Just one verse each day.
I have two questions for you. What is the reason for frequent priestly reassignments? We seem to get a new priests at our parish every three years or so. Also, what is the best way to welcome our new priest? I would like to do something nice to make him feel welcomed. Ideas?
Both are great questions.
I asked a few priest friends of mine what are some ways their congregation can make them feel welcome and their replies were as varied as their personalities. Most suggested inviting Father over for dinner, but keep in mind that some priests may be more introverted or extremely busy settling into their new assignment. Feeding Father seemed to be the most suggested and welcomed advice, though, because who doesn’t appreciate a nice meal? My favorite comment came from a local priest who said “If you feed me, I’ll remember your name.” Tip noted, padre.
There were also a few suggestions that a nice card welcoming the priest was a genuine and simple effort they often appreciated. You could even slip in a $10 gift card for gas or coffee in the card. It doesn’t need to be an extravagant effort to still be sincere. Other ideas included spiritual bouquets (like this beautiful example) or offering to help out or volunteer at the parish.
Now let me add how to make a priest NOT feel welcome. Don’t tell Father “This is how it’s always been done” or “That’s not how Fr. Previous Priest used to do things.” Don’t complain to other parishioners or publicly voice your objections if the new priest does something you don’t like or don’t agree with; basically don’t be a gossip. Patiently give each new priest the chance to find his footing in this new environment. Patience is probably the best gift you could give to any new priest.

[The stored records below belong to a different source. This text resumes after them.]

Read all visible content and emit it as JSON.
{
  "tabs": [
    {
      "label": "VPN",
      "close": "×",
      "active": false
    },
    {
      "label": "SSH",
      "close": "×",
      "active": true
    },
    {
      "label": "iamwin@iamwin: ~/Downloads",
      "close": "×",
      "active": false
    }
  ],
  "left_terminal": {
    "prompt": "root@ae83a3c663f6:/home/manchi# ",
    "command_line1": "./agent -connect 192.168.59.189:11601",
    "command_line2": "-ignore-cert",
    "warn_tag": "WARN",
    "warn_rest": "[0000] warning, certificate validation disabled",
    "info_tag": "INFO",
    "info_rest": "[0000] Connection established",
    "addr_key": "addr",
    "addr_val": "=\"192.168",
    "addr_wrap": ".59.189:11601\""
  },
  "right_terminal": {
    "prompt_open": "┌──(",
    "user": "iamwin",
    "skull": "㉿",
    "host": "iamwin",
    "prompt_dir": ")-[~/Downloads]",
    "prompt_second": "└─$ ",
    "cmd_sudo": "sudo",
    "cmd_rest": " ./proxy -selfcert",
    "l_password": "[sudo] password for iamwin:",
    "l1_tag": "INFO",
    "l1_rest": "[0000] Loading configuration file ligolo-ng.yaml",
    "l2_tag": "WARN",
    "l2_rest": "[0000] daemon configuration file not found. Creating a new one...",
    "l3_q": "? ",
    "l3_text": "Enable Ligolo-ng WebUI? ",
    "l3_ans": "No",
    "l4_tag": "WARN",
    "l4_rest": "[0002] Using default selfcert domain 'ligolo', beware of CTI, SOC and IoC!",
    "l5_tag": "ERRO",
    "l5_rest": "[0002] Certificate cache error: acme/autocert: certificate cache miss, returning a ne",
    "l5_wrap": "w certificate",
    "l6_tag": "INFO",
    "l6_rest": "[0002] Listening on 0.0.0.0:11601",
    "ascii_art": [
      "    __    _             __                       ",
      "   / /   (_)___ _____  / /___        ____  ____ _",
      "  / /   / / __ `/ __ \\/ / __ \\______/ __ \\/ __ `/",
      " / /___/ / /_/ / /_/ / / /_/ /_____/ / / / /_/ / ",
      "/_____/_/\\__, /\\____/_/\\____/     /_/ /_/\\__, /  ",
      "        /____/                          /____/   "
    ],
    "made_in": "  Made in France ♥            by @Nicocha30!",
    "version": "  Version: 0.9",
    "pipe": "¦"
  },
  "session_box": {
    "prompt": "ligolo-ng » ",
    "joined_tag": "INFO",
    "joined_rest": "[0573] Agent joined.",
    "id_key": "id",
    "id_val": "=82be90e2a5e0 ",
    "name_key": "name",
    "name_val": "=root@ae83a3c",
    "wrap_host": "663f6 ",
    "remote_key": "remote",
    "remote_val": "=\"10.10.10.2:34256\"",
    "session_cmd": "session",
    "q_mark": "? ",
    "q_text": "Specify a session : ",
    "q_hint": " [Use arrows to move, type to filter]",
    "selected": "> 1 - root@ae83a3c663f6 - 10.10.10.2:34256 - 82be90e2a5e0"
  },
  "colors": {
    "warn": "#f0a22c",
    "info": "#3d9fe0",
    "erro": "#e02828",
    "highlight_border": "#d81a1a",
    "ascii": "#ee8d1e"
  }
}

As for your other question, there can be several reason for reassigning a priest to a new parish and the frequency in which it’s done varies from diocese to diocese. In my own diocese, pastor reassignments happen every six years and in other dioceses it can be without any terms at all. When it’s without terms a pastor can request to stay or be reassigned with the bishop giving the final approval.
For the parochial vicar, or assistant pastor, they typically have no terms and can be moved around more frequently, generally every 1-3 years. I’ve been told the reason for this frequency is so they can gain experience in preparation for their more permanent role as pastor. The circulation of priests typically serves practical reasons. It helps priests broaden their experience and perspectives but it also can prevent cults of personality from forming around priests.
I know reassignments can be stressful for all involved, the priest and the congregation, and adjusting to change can be harder for some than others. Some priests transition with little effort and some parishioners can become very anxious when they receive word that a priest they’ve become attached to is moving. We could argue either way about the necessity for such frequent change. But in the end, it’s important to remember that the main relationship is always between the People of God and Jesus Christ.